L: We feel bad, because we want to help every single person. Every single person deserves a personal, well thought-out response. The most challenging aspect of it is the time it takes to get back to people. But at the same time, it’s never been like an, ugh, we have to do this today. It’s always been, right, we’re going to do this. Because it makes us feel good — it makes us feel like we’re helping people. And I love that. That’s my favorite part about this whole thing — we’re helping people we’ve never met before and might never meet, but we’ve changed their lives in a good way. That spurs us on, really.
K: Over time, we’ve learned to handle it and balance our lives around it.
L: We also get negative, anonymous people on Tumblr and YouTube. The Internet is full of people like that. It used to really bother us, but now we just brush it off and just ignore it.
You must have more people supporting you than not, though.
L: Exactly. For every one bad person there’s 100 really nice, supportive people.
Have you guys had any “Beatles” moments? I know you had a fan meetup recently.
K: That was kind of a Beatles moment. I didn’t know what to expect — I didn’t know if there were going to be some creepy people who showed up — but every single person I could relate to, and they were all incredible.
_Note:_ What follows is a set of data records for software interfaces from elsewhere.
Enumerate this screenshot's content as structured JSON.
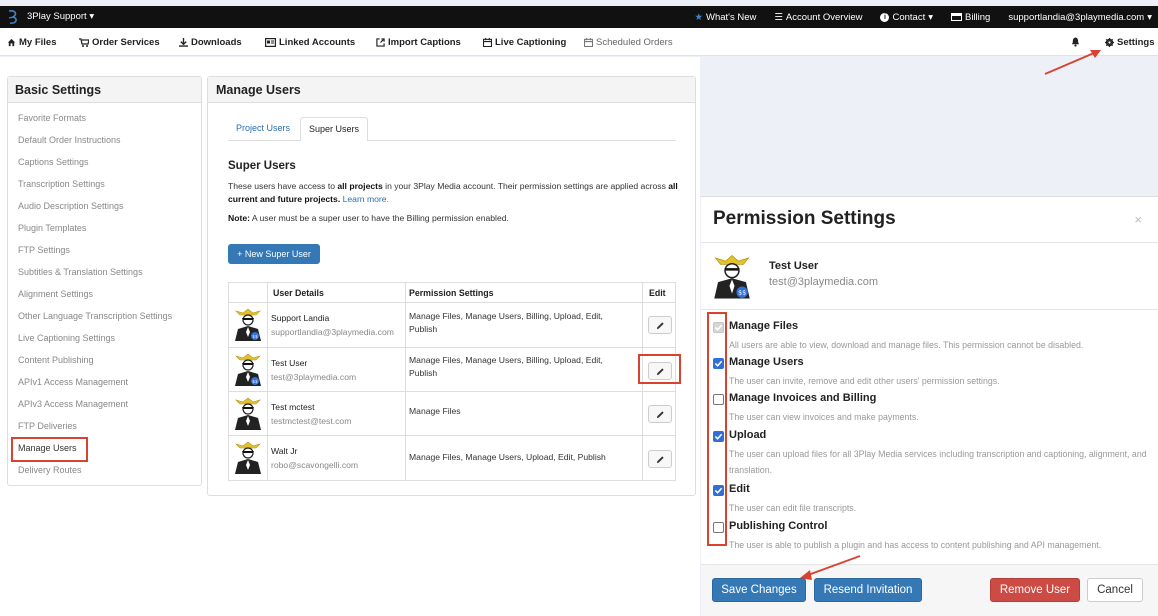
{
  "topbar": {
    "brand": "3Play Support",
    "items": [
      {
        "label": "What's New",
        "icon": "star-icon"
      },
      {
        "label": "Account Overview",
        "icon": "list-icon"
      },
      {
        "label": "Contact",
        "icon": "info-icon"
      },
      {
        "label": "Billing",
        "icon": "card-icon"
      },
      {
        "label": "supportlandia@3playmedia.com",
        "icon": "caret-down-icon"
      }
    ]
  },
  "navbar": {
    "items": [
      {
        "label": "My Files",
        "icon": "home-icon"
      },
      {
        "label": "Order Services",
        "icon": "cart-icon"
      },
      {
        "label": "Downloads",
        "icon": "download-icon"
      },
      {
        "label": "Linked Accounts",
        "icon": "id-card-icon"
      },
      {
        "label": "Import Captions",
        "icon": "import-icon"
      },
      {
        "label": "Live Captioning",
        "icon": "calendar-icon"
      },
      {
        "label": "Scheduled Orders",
        "icon": "calendar-icon"
      }
    ],
    "settings_label": "Settings"
  },
  "sidebar": {
    "title": "Basic Settings",
    "items": [
      "Favorite Formats",
      "Default Order Instructions",
      "Captions Settings",
      "Transcription Settings",
      "Audio Description Settings",
      "Plugin Templates",
      "FTP Settings",
      "Subtitles & Translation Settings",
      "Alignment Settings",
      "Other Language Transcription Settings",
      "Live Captioning Settings",
      "Content Publishing",
      "APIv1 Access Management",
      "APIv3 Access Management",
      "FTP Deliveries",
      "Manage Users",
      "Delivery Routes"
    ],
    "active_index": 15
  },
  "manage_users": {
    "title": "Manage Users",
    "tabs": [
      "Project Users",
      "Super Users"
    ],
    "section_title": "Super Users",
    "intro_1": "These users have access to ",
    "intro_b1": "all projects",
    "intro_2": " in your 3Play Media account. Their permission settings are applied across ",
    "intro_b2": "all current and future projects.",
    "intro_link": "Learn more.",
    "note_b": "Note:",
    "note_text": " A user must be a super user to have the Billing permission enabled.",
    "new_button": "+ New Super User",
    "columns": [
      "User Details",
      "Permission Settings",
      "Edit"
    ],
    "rows": [
      {
        "name": "Support Landia",
        "email": "supportlandia@3playmedia.com",
        "permissions": "Manage Files, Manage Users, Billing, Upload, Edit, Publish"
      },
      {
        "name": "Test User",
        "email": "test@3playmedia.com",
        "permissions": "Manage Files, Manage Users, Billing, Upload, Edit, Publish"
      },
      {
        "name": "Test mctest",
        "email": "testmctest@test.com",
        "permissions": "Manage Files"
      },
      {
        "name": "Walt Jr",
        "email": "robo@scavongelli.com",
        "permissions": "Manage Files, Manage Users, Upload, Edit, Publish"
      }
    ]
  },
  "modal": {
    "title": "Permission Settings",
    "close": "×",
    "user_name": "Test User",
    "user_email": "test@3playmedia.com",
    "permissions": [
      {
        "label": "Manage Files",
        "desc": "All users are able to view, download and manage files. This permission cannot be disabled.",
        "state": "disabled"
      },
      {
        "label": "Manage Users",
        "desc": "The user can invite, remove and edit other users' permission settings.",
        "state": "checked"
      },
      {
        "label": "Manage Invoices and Billing",
        "desc": "The user can view invoices and make payments.",
        "state": "unchecked"
      },
      {
        "label": "Upload",
        "desc": "The user can upload files for all 3Play Media services including transcription and captioning, alignment, and translation.",
        "state": "checked"
      },
      {
        "label": "Edit",
        "desc": "The user can edit file transcripts.",
        "state": "checked"
      },
      {
        "label": "Publishing Control",
        "desc": "The user is able to publish a plugin and has access to content publishing and API management.",
        "state": "unchecked"
      }
    ],
    "buttons": {
      "save": "Save Changes",
      "resend": "Resend Invitation",
      "remove": "Remove User",
      "cancel": "Cancel"
    }
  },
  "colors": {
    "accent": "#3478b6",
    "danger": "#cc4b44",
    "highlight": "#d9422e",
    "checkbox": "#2f6fd6"
  }
}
L: They were so lovely. It was the best day ever — it was just like being with friends, it wasn’t like they were fans and then there was us. It was like we’d known them our whole lives. It was amazing.
K: We get recognized out a lot, but sometimes they’re afraid and they don’t come up to us.
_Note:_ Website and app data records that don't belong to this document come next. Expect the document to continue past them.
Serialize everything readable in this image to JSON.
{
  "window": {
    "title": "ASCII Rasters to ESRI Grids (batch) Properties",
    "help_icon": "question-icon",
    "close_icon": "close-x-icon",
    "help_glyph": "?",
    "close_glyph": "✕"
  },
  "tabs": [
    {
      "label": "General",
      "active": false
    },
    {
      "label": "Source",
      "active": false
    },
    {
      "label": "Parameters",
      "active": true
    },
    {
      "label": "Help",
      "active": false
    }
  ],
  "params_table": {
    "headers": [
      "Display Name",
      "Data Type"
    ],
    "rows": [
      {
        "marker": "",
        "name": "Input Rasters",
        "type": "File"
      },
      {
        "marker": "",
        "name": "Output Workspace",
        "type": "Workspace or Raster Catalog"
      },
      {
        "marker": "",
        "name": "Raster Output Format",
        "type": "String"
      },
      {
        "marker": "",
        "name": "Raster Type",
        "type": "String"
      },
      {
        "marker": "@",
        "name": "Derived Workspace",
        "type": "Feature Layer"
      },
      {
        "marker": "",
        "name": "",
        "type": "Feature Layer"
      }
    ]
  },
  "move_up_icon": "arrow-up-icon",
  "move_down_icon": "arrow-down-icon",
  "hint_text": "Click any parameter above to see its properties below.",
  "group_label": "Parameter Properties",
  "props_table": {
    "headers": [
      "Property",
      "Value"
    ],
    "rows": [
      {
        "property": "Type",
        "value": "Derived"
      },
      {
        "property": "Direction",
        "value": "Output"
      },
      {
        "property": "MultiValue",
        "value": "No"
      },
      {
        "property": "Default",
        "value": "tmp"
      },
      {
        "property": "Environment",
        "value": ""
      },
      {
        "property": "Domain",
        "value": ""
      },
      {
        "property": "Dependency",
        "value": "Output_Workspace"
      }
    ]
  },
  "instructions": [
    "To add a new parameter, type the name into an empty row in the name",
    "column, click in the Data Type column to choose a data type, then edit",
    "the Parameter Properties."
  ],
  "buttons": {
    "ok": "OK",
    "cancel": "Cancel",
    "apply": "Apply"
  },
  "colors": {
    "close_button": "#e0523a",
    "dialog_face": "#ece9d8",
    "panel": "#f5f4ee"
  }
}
L: We’ll get messages like, “Were you guys in the supermarket earlier?” We’re like…
L: We’re like, you saw us? That scares us a tiny bit. In a good way.
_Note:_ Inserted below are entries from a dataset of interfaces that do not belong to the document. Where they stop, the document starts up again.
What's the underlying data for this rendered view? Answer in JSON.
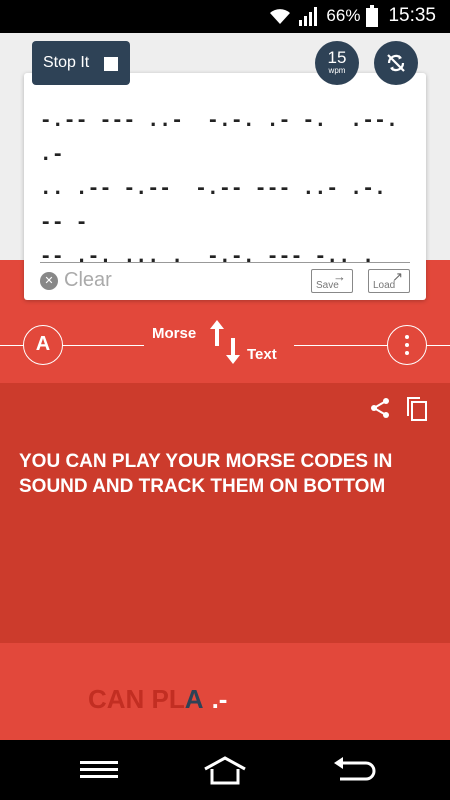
{
  "status_bar": {
    "battery_percent": "66%",
    "time": "15:35"
  },
  "controls": {
    "stop_label": "Stop It",
    "wpm_value": "15",
    "wpm_unit": "wpm"
  },
  "morse_input": {
    "text": "-.-- --- ..-  -.-. .- -.  .--. .-\n.. .-- -.--  -.-- --- ..- .-.  -- -\n-- .-. ... .  -.-. --- -.. . ...  ..\n-.  ... --- ..- -. -..  .- -. -..\n_  _   _ _  _   _ _  _    __   ___",
    "clear_label": "Clear",
    "save_label": "Save",
    "load_label": "Load"
  },
  "direction": {
    "from_label": "Morse",
    "to_label": "Text",
    "font_button_label": "A"
  },
  "translation": {
    "text": "YOU CAN PLAY YOUR MORSE CODES IN SOUND AND TRACK THEM ON BOTTOM"
  },
  "playback": {
    "played_text": "CAN PL",
    "current_letter": "A",
    "current_morse": ".-"
  },
  "colors": {
    "accent_red": "#e2483b",
    "panel_red": "#cc3b2c",
    "dark_navy": "#2e4256"
  }
}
Do you two have anything that you won’t answer questions about or try to keep personal?
L: We don’t answer questions about sex, mainly because I don’t think we’re qualified to deal with that kind of thing. We’re not trained in that specific area. Relationship questions are fine, because we’re in one, but I feel like people ask us all sorts of questions about that and we don’t feel comfortable answering them. I guess it’s kind of a personal aspect of everyone’s life.
We also don’t answer questions about depression and anxiety and self-harm. We get a lot of questions about that — -
K: We sometimes get … like, “help me, I’m suicidal.” [Lucy] actually sat one night until 3 a.m. emailing someone who was struggling. So we just had to say, okay, we’re not going to do that any more.
L: We feel so guilty, obviously, but there comes a point where it’s so stressful and so overwhelming. I just don’t think we are qualified to deal with those people … we’re not therapists, we’re not doctors. We do our best to send them on to people we think could help — we say, go to a doctor, find this blog — and there’s so many great therapy websites out there offering support, but we don’t answer those questions.
K: Just for our own personal well-being. So those are probably our two main things that we don’t talk about.
What’s up for you next?
K: I wish we could say!
L: There’s so much on our plates right now. I think the main issue with us is getting a visa for Kaelyn. At the moment, the plan is for her to move to England, because there’s no same-sex couples visa available in America right now, which sucks. So she’s planning on getting a worker’s visa, and hopefully moving over here next year … fingers crossed! And I’m in my second year of university and I’ve got one year left, so I would be finishing class and she would probably get a job. But that’s the plan at the moment, it’s always changing.
K: Lucy will be coming over to Chicago in June, and so far that’s our last visit planned.
L: It’s scary. Because obviously we’ve only ever been long-distance, so to suddenly not have that any more is amazing.
Do you think if you two stay together, you’ll keep filming?
L: Definitely. I feel like there’d be no reason not to. I think people love seeing the progression of our relationship and how we change, and I think if we kept filming, it would be amazing. Not only for them, but for us. Imagine if we’re, like, 70 and looking back on this, and how we went from the July 2011 video up to living together … I think it would be incredible.
K: For me too. You know, if I could tuck the kids in at night and turn on one of our montage videos. I think that would be great for the kids to see.